SES has announced today that four of its new O3b Medium Earth Orbit (MEO) satellites were successfully launched into space by Arianespace onboard a Soyuz rocket, from the Guiana Space Center in Kourou, French Guiana at 14:10 local time.
The new Ka-band satellites will join SES’s existing constellation of 12 MEO satellites, orbiting at approximately 8,000 km from Earth – four times closer to the planet than geostationary (GEO) satellites, delivering connectivity with a low latency, fibre-like performance.
Built by Thales Alenia Space, the four new O3b satellites will enable SES to bring more capacity, enhanced coverage and increased performance to market. By augmenting its O3b fleet, SES is scaling its unique ability to connect people, businesses, and continents with high performance communications anywhere on Earth.
The O3b constellation is expanding to continue to drive digital equality and to support digital transformation across the globe.

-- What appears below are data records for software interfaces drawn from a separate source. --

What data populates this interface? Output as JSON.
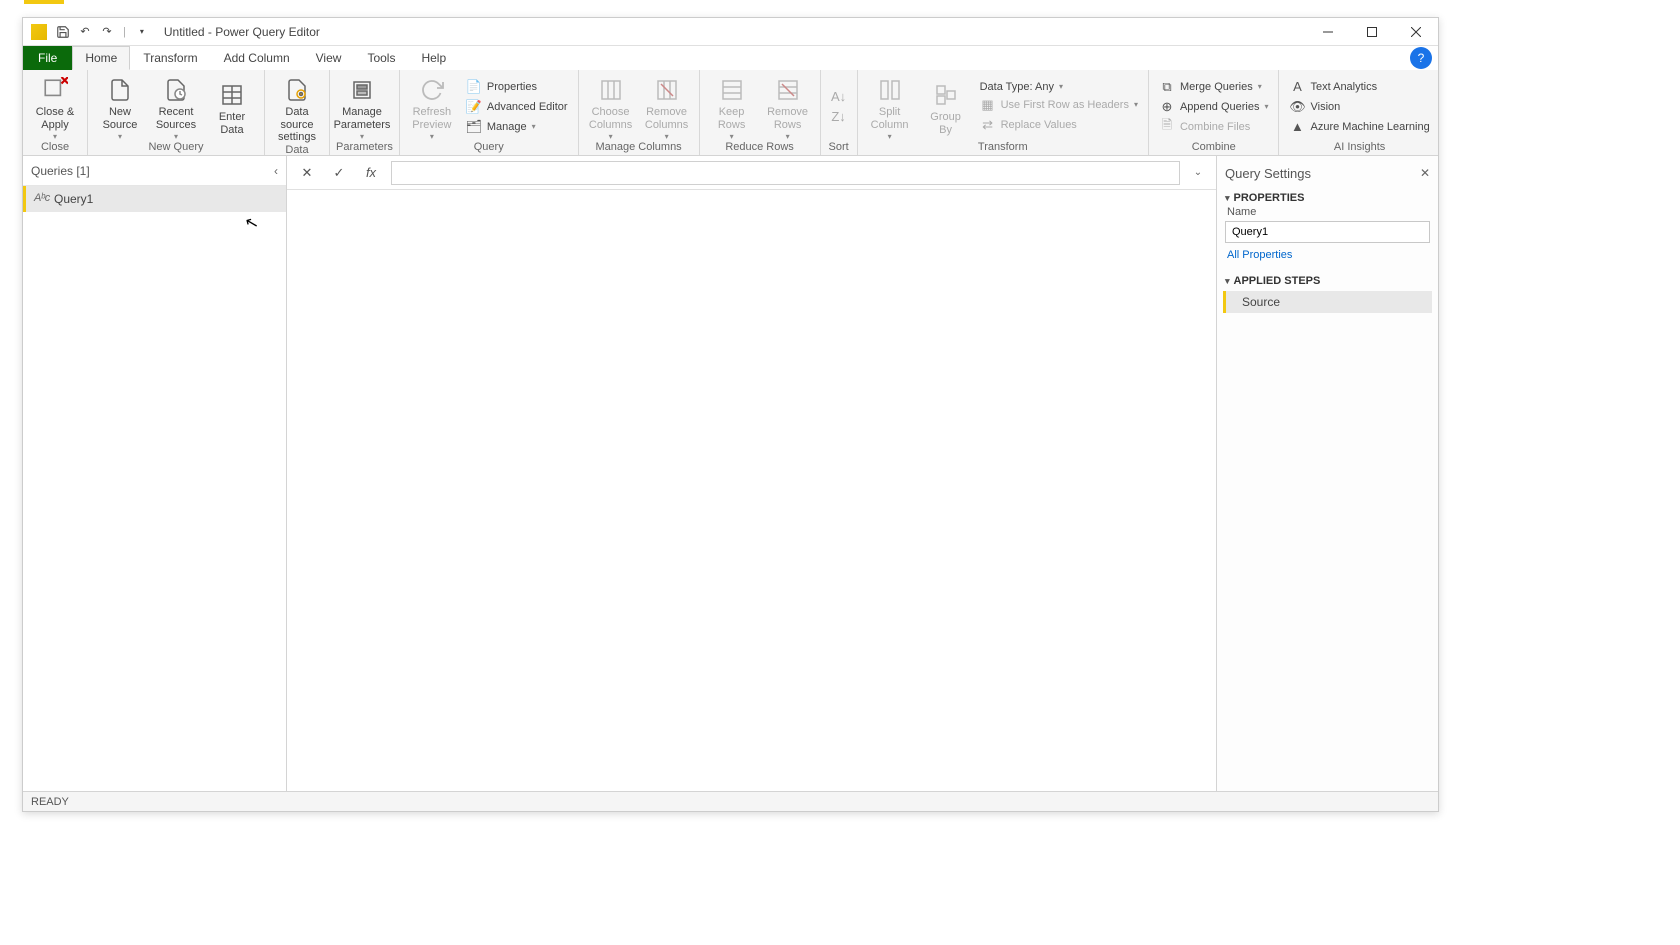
{
  "window": {
    "title": "Untitled - Power Query Editor"
  },
  "tabs": {
    "file": "File",
    "home": "Home",
    "transform": "Transform",
    "add_column": "Add Column",
    "view": "View",
    "tools": "Tools",
    "help": "Help"
  },
  "ribbon": {
    "close": {
      "close_apply": "Close &\nApply",
      "group": "Close"
    },
    "new_query": {
      "new_source": "New\nSource",
      "recent_sources": "Recent\nSources",
      "enter_data": "Enter\nData",
      "group": "New Query"
    },
    "data_sources": {
      "settings": "Data source\nsettings",
      "group": "Data Sources"
    },
    "parameters": {
      "manage": "Manage\nParameters",
      "group": "Parameters"
    },
    "query": {
      "refresh": "Refresh\nPreview",
      "properties": "Properties",
      "advanced": "Advanced Editor",
      "manage": "Manage",
      "group": "Query"
    },
    "manage_columns": {
      "choose": "Choose\nColumns",
      "remove": "Remove\nColumns",
      "group": "Manage Columns"
    },
    "reduce_rows": {
      "keep": "Keep\nRows",
      "remove": "Remove\nRows",
      "group": "Reduce Rows"
    },
    "sort": {
      "group": "Sort"
    },
    "transform": {
      "split": "Split\nColumn",
      "group_by": "Group\nBy",
      "data_type": "Data Type: Any",
      "first_row": "Use First Row as Headers",
      "replace": "Replace Values",
      "group": "Transform"
    },
    "combine": {
      "merge": "Merge Queries",
      "append": "Append Queries",
      "files": "Combine Files",
      "group": "Combine"
    },
    "ai": {
      "text": "Text Analytics",
      "vision": "Vision",
      "ml": "Azure Machine Learning",
      "group": "AI Insights"
    }
  },
  "queries_pane": {
    "header": "Queries [1]",
    "items": [
      {
        "name": "Query1"
      }
    ]
  },
  "formula_bar": {
    "value": ""
  },
  "settings": {
    "title": "Query Settings",
    "properties_section": "PROPERTIES",
    "name_label": "Name",
    "name_value": "Query1",
    "all_properties": "All Properties",
    "applied_steps_section": "APPLIED STEPS",
    "steps": [
      {
        "label": "Source"
      }
    ]
  },
  "status": {
    "text": "READY"
  }
}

The additional capacity will enable SES Networks to cater to the growing consumption of bandwidth in the telecom, cloud, maritime, energy, and government markets.
Speaking about the launch, Steve Collar, Chief Executive Officer at SES Networks, and CEO designate of SES, said, “We are very excited to have four more O3b satellites in orbit, and we look forward to them joining the constellation in May and serving our customers around the globe. The demand for high performance bandwidth and networks continues to grow and, as the only successful non-geostationary broadband system, we need these new satellites to fulfil demand across a wide range of verticals and applications. From connecting underserved communities and meaningfully transforming lives through improved broadband access, to delivering state of the art satellite-enabled network services to ships, planes and government platforms, our O3b fleet offers unique and differentiated performance and is driving our customers’ businesses forward.”
Martin Halliwell, Chief Technology Officer at SES, added: “This was the fourth launch performed by Arianespace for our O3b fleet and we have yet another batch of O3b satellites planned for 2019 on their Soyuz rocket as well. This is the beauty of our MEO constellation: it can easily be scaled to respond to demand in an agile manner while beams can be allocated dynamically to where the demand is, and thus deliver low-latency connectivity where our customers need it. By augmenting our fleet, we will offer more throughput, more coverage, and more capabilities to our customers.”
In addition to these four new satellites, another four O3b satellites are scheduled to launch in H1 2019. The first 12 O3b satellites were launched by three Soyuz launch vehicles in 2013 and 2014.